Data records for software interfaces
[Start of Attachment]

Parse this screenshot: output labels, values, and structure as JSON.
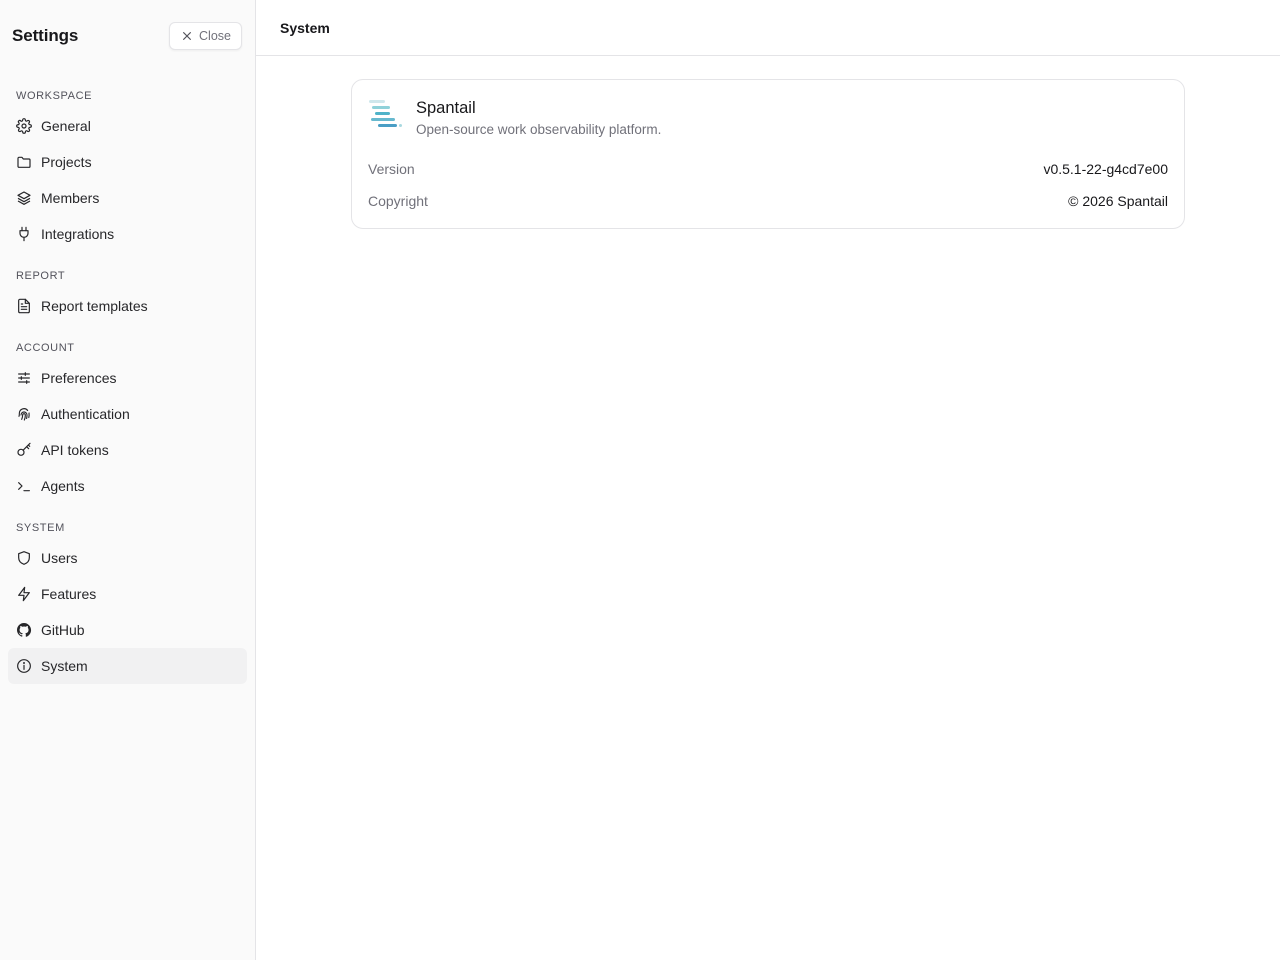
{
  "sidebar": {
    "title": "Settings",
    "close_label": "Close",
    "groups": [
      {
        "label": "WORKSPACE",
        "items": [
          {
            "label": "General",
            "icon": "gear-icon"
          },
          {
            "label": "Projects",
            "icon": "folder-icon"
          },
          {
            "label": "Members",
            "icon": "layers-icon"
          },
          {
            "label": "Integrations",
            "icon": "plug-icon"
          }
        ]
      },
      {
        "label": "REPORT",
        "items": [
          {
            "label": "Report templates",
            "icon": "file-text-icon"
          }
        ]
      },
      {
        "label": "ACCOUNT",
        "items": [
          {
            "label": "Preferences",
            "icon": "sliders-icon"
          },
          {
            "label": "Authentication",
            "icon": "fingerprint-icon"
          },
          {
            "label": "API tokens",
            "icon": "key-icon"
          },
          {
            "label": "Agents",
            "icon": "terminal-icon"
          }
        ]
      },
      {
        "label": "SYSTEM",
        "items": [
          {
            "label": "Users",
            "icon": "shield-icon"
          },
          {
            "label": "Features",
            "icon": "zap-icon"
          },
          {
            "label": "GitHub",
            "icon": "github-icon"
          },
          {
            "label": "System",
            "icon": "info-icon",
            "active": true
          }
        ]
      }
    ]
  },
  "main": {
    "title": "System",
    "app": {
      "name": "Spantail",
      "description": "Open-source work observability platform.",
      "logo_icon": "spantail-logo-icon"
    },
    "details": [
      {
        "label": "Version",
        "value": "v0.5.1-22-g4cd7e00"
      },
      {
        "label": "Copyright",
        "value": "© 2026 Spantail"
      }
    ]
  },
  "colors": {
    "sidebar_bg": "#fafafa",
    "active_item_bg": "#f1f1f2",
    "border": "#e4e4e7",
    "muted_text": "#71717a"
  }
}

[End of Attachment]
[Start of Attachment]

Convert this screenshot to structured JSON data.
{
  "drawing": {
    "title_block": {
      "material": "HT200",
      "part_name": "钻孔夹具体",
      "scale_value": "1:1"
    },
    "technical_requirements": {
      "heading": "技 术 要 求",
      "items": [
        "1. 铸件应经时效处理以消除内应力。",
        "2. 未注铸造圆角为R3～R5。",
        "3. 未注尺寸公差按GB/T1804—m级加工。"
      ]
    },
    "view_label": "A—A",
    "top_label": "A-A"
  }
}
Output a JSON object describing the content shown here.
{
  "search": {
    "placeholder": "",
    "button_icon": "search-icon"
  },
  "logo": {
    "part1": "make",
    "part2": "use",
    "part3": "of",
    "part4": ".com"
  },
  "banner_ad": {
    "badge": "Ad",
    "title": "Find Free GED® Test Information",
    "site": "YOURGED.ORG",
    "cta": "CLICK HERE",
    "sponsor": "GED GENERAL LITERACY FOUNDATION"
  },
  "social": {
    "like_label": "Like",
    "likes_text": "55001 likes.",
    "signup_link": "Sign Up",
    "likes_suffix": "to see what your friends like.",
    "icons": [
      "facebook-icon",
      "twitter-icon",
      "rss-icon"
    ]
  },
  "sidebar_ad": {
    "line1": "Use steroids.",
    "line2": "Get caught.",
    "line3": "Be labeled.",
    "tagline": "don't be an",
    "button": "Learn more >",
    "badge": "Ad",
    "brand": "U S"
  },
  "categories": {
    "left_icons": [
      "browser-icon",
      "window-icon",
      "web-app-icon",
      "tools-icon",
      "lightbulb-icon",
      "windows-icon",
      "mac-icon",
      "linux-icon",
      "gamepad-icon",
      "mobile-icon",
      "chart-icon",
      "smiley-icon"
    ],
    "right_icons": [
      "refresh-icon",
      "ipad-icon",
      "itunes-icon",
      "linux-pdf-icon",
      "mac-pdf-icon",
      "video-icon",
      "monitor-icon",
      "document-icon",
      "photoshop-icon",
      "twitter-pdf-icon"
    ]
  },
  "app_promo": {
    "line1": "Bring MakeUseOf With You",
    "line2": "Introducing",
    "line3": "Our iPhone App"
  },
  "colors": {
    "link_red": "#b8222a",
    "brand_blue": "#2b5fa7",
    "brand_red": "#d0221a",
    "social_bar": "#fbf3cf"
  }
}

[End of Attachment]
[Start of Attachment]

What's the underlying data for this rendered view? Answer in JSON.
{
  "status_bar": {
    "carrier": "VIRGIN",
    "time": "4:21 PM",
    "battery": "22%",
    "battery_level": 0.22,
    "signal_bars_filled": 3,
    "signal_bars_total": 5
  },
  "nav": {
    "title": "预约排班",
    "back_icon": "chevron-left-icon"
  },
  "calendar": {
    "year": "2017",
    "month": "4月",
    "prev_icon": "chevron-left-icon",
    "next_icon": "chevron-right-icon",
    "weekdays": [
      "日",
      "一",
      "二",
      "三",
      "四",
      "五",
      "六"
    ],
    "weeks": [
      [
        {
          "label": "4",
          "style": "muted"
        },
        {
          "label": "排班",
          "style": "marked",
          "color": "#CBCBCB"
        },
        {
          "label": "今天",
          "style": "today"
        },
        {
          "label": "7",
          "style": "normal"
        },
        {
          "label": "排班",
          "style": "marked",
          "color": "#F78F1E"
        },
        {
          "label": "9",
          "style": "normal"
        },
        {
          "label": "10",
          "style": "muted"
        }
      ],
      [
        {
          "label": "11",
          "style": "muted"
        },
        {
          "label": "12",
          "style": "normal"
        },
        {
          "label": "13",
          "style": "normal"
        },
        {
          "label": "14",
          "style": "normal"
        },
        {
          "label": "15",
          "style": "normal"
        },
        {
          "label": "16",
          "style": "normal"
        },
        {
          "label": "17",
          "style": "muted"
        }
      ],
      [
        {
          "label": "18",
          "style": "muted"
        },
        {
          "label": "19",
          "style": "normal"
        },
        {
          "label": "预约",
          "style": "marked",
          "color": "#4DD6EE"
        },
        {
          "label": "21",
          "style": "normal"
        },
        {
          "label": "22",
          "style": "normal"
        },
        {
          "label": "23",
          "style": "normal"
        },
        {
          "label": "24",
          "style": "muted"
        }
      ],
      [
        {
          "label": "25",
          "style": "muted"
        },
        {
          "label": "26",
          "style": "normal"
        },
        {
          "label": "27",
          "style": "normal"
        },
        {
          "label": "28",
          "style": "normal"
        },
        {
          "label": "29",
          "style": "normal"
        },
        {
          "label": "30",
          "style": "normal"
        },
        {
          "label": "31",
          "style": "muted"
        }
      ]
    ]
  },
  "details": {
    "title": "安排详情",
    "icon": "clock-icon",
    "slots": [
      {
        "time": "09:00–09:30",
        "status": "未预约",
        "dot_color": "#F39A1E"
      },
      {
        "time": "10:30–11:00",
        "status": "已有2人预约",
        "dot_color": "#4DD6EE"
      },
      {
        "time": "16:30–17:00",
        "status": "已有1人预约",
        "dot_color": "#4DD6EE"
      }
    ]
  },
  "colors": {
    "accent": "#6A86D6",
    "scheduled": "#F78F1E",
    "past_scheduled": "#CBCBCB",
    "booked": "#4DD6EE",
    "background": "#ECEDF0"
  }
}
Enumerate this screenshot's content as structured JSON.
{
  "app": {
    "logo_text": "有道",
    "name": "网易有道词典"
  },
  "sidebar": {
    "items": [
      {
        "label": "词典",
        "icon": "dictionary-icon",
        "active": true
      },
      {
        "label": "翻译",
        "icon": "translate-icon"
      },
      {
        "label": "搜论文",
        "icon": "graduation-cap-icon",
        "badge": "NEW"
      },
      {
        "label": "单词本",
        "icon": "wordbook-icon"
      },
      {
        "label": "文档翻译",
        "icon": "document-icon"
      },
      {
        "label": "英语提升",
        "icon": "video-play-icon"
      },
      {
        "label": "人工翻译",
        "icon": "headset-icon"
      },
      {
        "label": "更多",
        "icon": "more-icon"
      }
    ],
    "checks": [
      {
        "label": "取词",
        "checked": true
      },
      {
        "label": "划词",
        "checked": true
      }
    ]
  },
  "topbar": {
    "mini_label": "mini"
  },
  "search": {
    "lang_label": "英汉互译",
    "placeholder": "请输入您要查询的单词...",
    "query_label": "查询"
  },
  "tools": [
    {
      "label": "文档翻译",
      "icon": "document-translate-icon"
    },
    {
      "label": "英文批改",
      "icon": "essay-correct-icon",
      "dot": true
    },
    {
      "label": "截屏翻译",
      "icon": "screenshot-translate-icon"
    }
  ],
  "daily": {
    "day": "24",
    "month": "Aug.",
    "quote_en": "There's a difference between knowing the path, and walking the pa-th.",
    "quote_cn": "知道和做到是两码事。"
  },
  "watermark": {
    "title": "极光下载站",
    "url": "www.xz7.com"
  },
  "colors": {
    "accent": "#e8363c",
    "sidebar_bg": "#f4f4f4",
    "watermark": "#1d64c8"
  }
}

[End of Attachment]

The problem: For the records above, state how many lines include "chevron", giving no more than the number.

Worked solution: 3